This pretty much sums it up right here. ^ ^ ^it depends on why you are buying it. If it's merely an entry to bikes for you, you may end up upgrading down the road once you've built some skills and confidence. On the other hand, if you see certain aspects of the r3 and appreciate it for what it is, i don't see anyone really growing bored of it.
The OP said he's buying his first bike.It is a good beginner bike but it all depends on a few things. 1, do you have friends that also ride? If you do and they have 600 750 and 1000's then u will quickly get bored with the r3 and want to upgrade

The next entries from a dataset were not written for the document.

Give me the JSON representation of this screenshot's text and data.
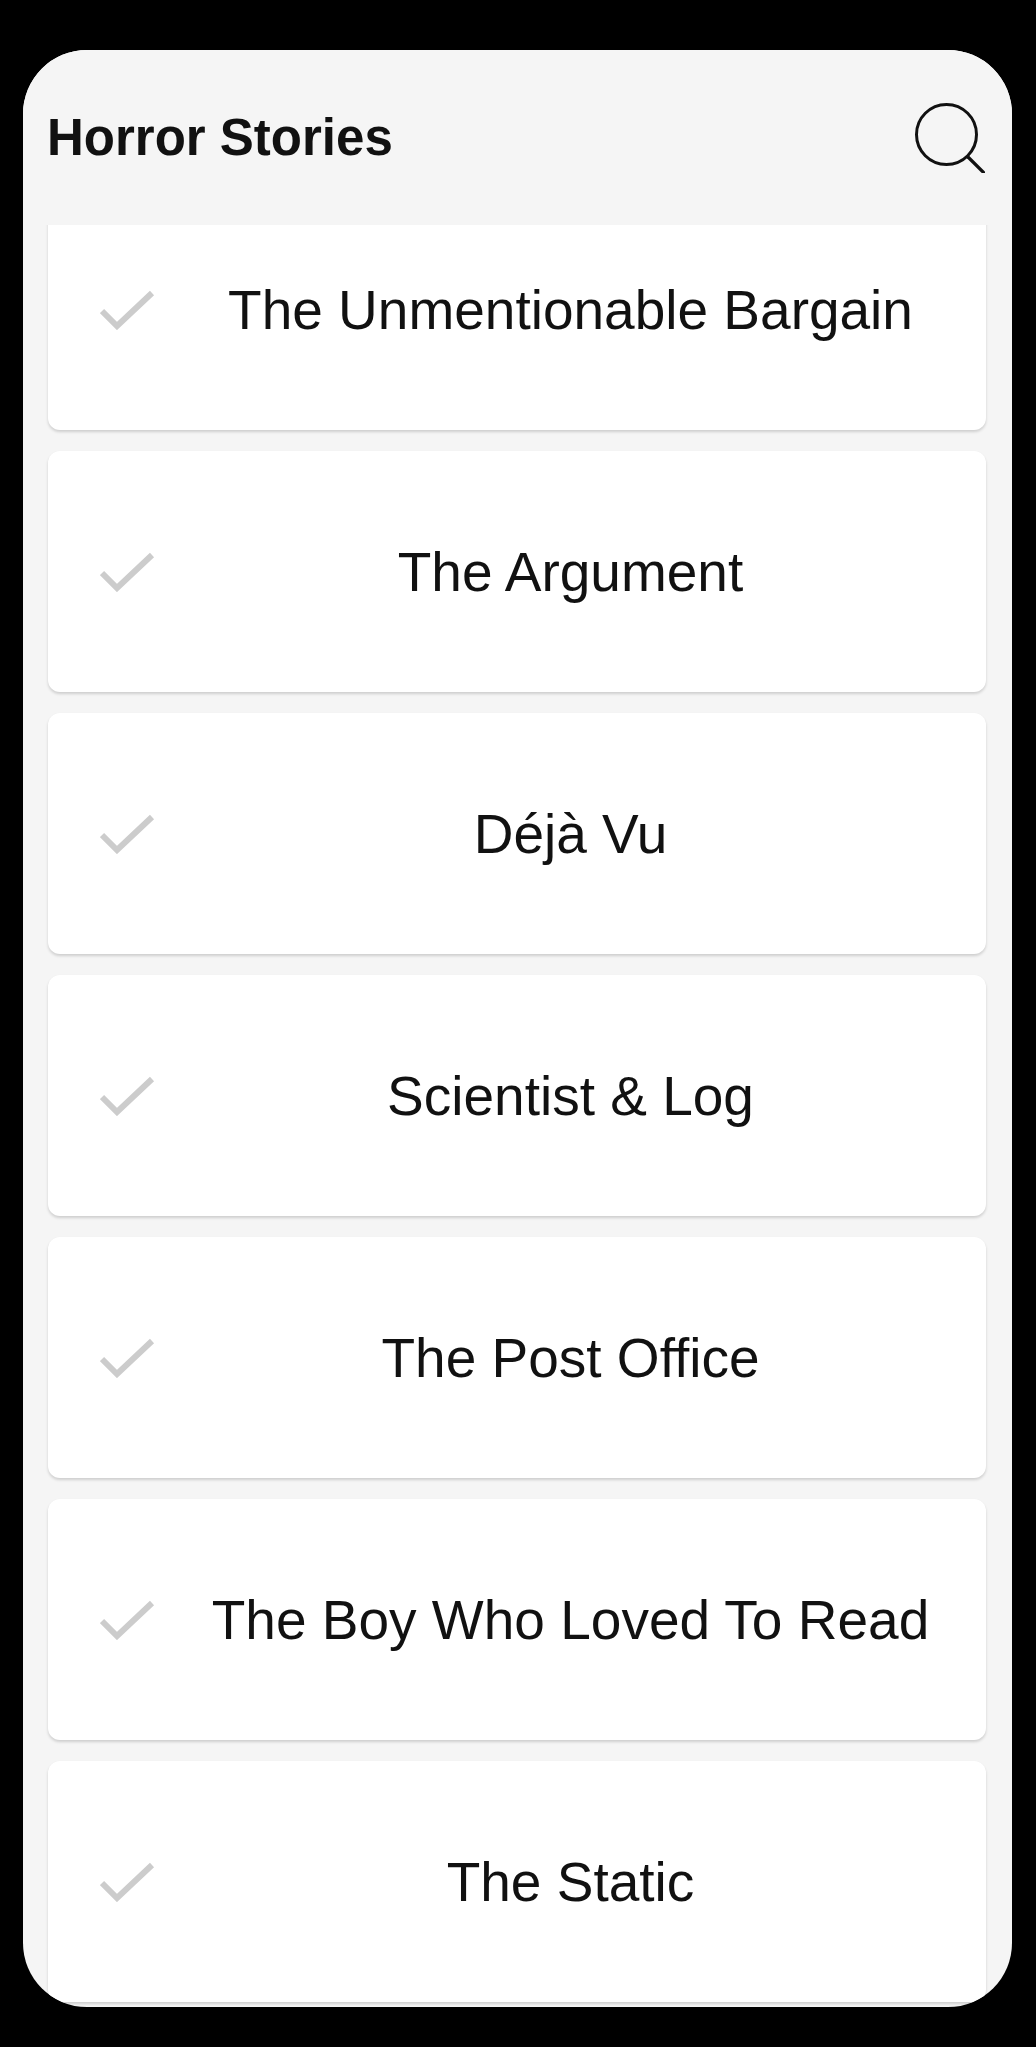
{
  "app_bar": {
    "title": "Horror Stories"
  },
  "stories": [
    {
      "title": "The Unmentionable Bargain",
      "read": false
    },
    {
      "title": "The Argument",
      "read": false
    },
    {
      "title": "Déjà Vu",
      "read": false
    },
    {
      "title": "Scientist & Log",
      "read": false
    },
    {
      "title": "The Post Office",
      "read": false
    },
    {
      "title": "The Boy Who Loved To Read",
      "read": false
    },
    {
      "title": "The Static",
      "read": false
    }
  ]
}
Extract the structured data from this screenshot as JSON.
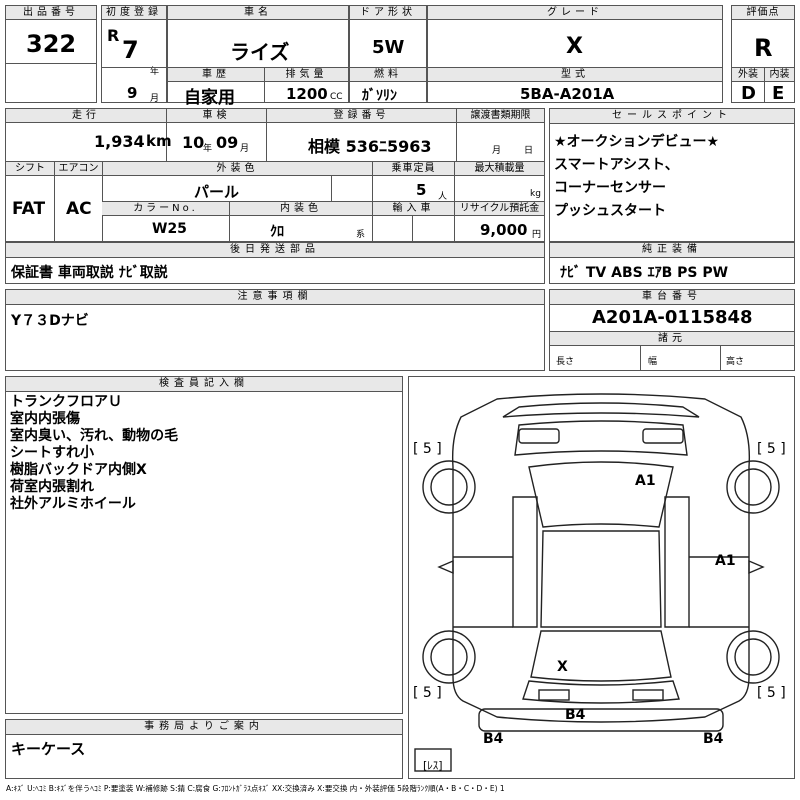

If the R3 can't keep up with the 600 + bikes than you're going way to fast and risk losing you're license again.already sick. Put 11k on it in 3 1/2 months.. but I came from a R1 wanted somthing slower so I did not lose my license again. Next bike will be a FZ07. I Love the R3 take it on big 1000km a day rides. but just does not keep up with 600+ bikes
way to twist my post. If he drove a Corolla and his friends had Corvettes then on spirited runs he would start to get bored with the Corolla. That was my point. I stated it was a good beginner bike but A 600 would be better suited for any guy over 5ft 110lbs. Thats my opinion at least on the street. Track is different story.The OP said he's buying his first bike.
if you are looking at the R3 as an entry to biking, give no consideration into what your friends ride. The saying "ride your own ride" is extremely good advice. No matter what your level of experience is, you should never ride outside of your own capabilities. This is where people get fvcked up... trying to do what they're not ready to do because they see their friends doing it.
If you are new to riding and your friends are all on much more powerful bikes, it's only a matter of time before you're pushing yourself beyond your abilities.
If your friends are true friends, the size of their bikes won't matter. They'll ride with you and not pull you forward and in to trouble. Besides, the R3 is more than capable of riding with the big boys once you have the skills. It's not going to keep up in 70-140mph freeway sprints but on typical roads and driving within (or close to) legal limits, it'll keep up, if not lead the way, in most scenarios.